We can then use this information to help us focus our testing efforts on areas with the highest traffic area. It also helps us determine the severity and priority of bugs more accurately, which helps reduce alert fatigue when someone reports a bug. We can easily identify the number of users affected instead of treating every bug with the highest priority.

With these analyses, we can start working on writing better tests for areas that have the highest feature usage with the lowest code coverage. This helps us mitigate the risk of the component breaking in the future and affecting many users.

Measure improvements and celebrate wins

It's easy to get swept up by what we could have done better, but celebrating our small wins is important too because they compound in the long run.

As a team, we agreed on a timeframe to tackle improvements on some key metrics we want to improve such as the number of engineering foundation issues, code coverage, and the number of tests.

We started with a very easy-to-achieve goal and regularly reported on those metric improvements. Then, when the team became more familiar with the process, we started expanding the scope to a bigger area of the code, targeting more features of the product, and so on.

Over time we started to see better test coverage, less code rework, and greater confidence in the team when releasing new features because they can build on a more solid engineering foundation. In the past three months, we saw zero incidents across three teams that I work with (and hope to keep it that way!).

So what did we achieve and learn?

We were able to shift towards quality.

"The dashboards created by Pang enabled the team to confidently prioritize our most important flows for the development of the Canva for Teams launch." — Salva, Product Manager

We learned that there's no magic number on the best code coverage you can achieve as a team. 100% unit test code coverage sounds good in an ideal world, but at a certain point, there are diminishing returns in trying to hit that number, and unit test coverage is not perfect. We supplement this with other QA activities, such as QA kickoffs, testing parties, and reviewing designs before engineering work starts.

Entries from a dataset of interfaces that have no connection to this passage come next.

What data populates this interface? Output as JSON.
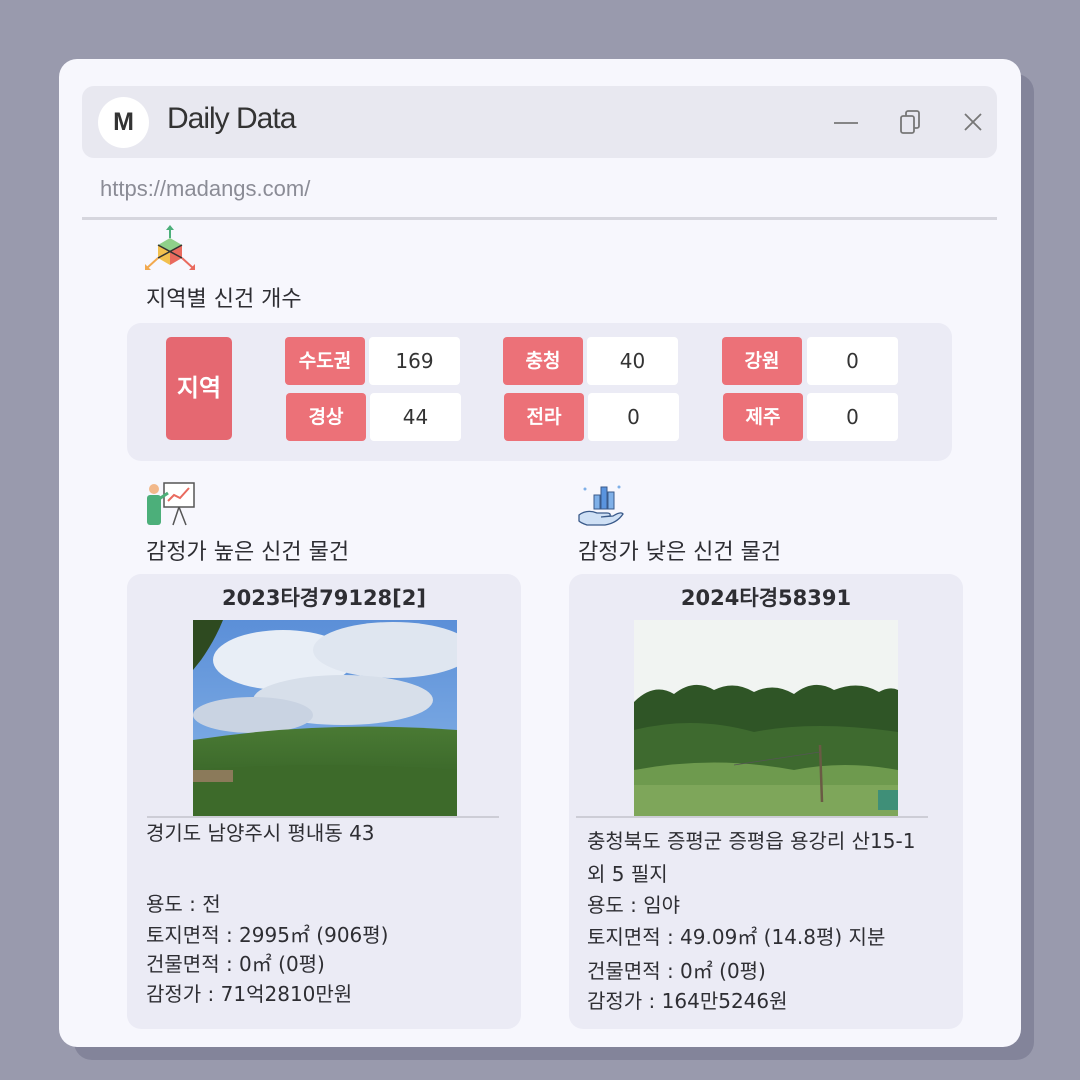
{
  "window": {
    "logo_letter": "M",
    "title": "Daily Data",
    "url": "https://madangs.com/"
  },
  "regions_section": {
    "title": "지역별 신건 개수",
    "header_label": "지역",
    "items": [
      {
        "label": "수도권",
        "value": "169"
      },
      {
        "label": "충청",
        "value": "40"
      },
      {
        "label": "강원",
        "value": "0"
      },
      {
        "label": "경상",
        "value": "44"
      },
      {
        "label": "전라",
        "value": "0"
      },
      {
        "label": "제주",
        "value": "0"
      }
    ]
  },
  "high_section": {
    "title": "감정가 높은 신건 물건",
    "case_no": "2023타경79128[2]",
    "address": "경기도 남양주시 평내동 43",
    "usage": "용도 : 전",
    "land_area": "토지면적 : 2995㎡ (906평)",
    "building_area": "건물면적 : 0㎡ (0평)",
    "appraisal": "감정가 : 71억2810만원"
  },
  "low_section": {
    "title": "감정가 낮은 신건 물건",
    "case_no": "2024타경58391",
    "address_line1": "충청북도 증평군 증평읍 용강리 산15-1",
    "address_line2": "외 5 필지",
    "usage": "용도 : 임야",
    "land_area": "토지면적 : 49.09㎡ (14.8평) 지분",
    "building_area": "건물면적 : 0㎡ (0평)",
    "appraisal": "감정가 : 164만5246원"
  },
  "colors": {
    "accent_red": "#ec7178",
    "window_bg": "#f7f7fd",
    "panel_bg": "#ebebf5"
  },
  "icons": [
    "cube-axes-icon",
    "presentation-chart-icon",
    "hand-bar-chart-icon",
    "minimize-icon",
    "restore-icon",
    "close-icon"
  ]
}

With more accurate bug prioritization, there's less alert fatigue as a team. We can pragmatically approach a problem we find by first looking at how many users are impacted instead of diving head first into every single problem raised.

As a team, we've developed a better understanding of the current health of our code and now have an objective measure to work towards. Developers could start identifying technical debt that they can work on to improve their team's key metrics. Improvements are now quantifiable and driven by a bottom-up approach.

We've also managed to reduce risk regarding what the developers are shipping. We measure risk as the number of bugs we find in production and incident counts. Developers are less likely to be sidetracked and context switching because they're less likely to be fixing bugs we've shipped. This results in a better user experience because the chances of users being annoyed by a bug are lower.

Teams constantly balance investing time in engineering foundation work and shipping features. Having an objective measure that everyone understands allows the team to align on a goal to ship new features without sacrificing quality.


Kudos to everyone in the Teams and Collaboration Growth for being so onboard with some of the ideas that I've put forward and putting them into practice. Couldn't have done this without them.

Special thanks to

  • Hansel, Mark and Sid for the encouragement to write and reviewing this post, making it better,
  • Dee for proposing my ideas to his team and putting them into practice. Turning all those half-baked ideas into long term strategies,
  • Fiona for reviewing my early data investigation work and Salva embracing the ideas for the Canva for Teams launch, and
  • Jackson and Grant for making this blog post much better

Interested in applying for a QA role? Apply here!

More from Canva Engineering

Subscribe to the Canva Engineering Blog

By submitting this form, you agree to receive Canva Engineering Blog updates. Read our Privacy Policy.
* indicates required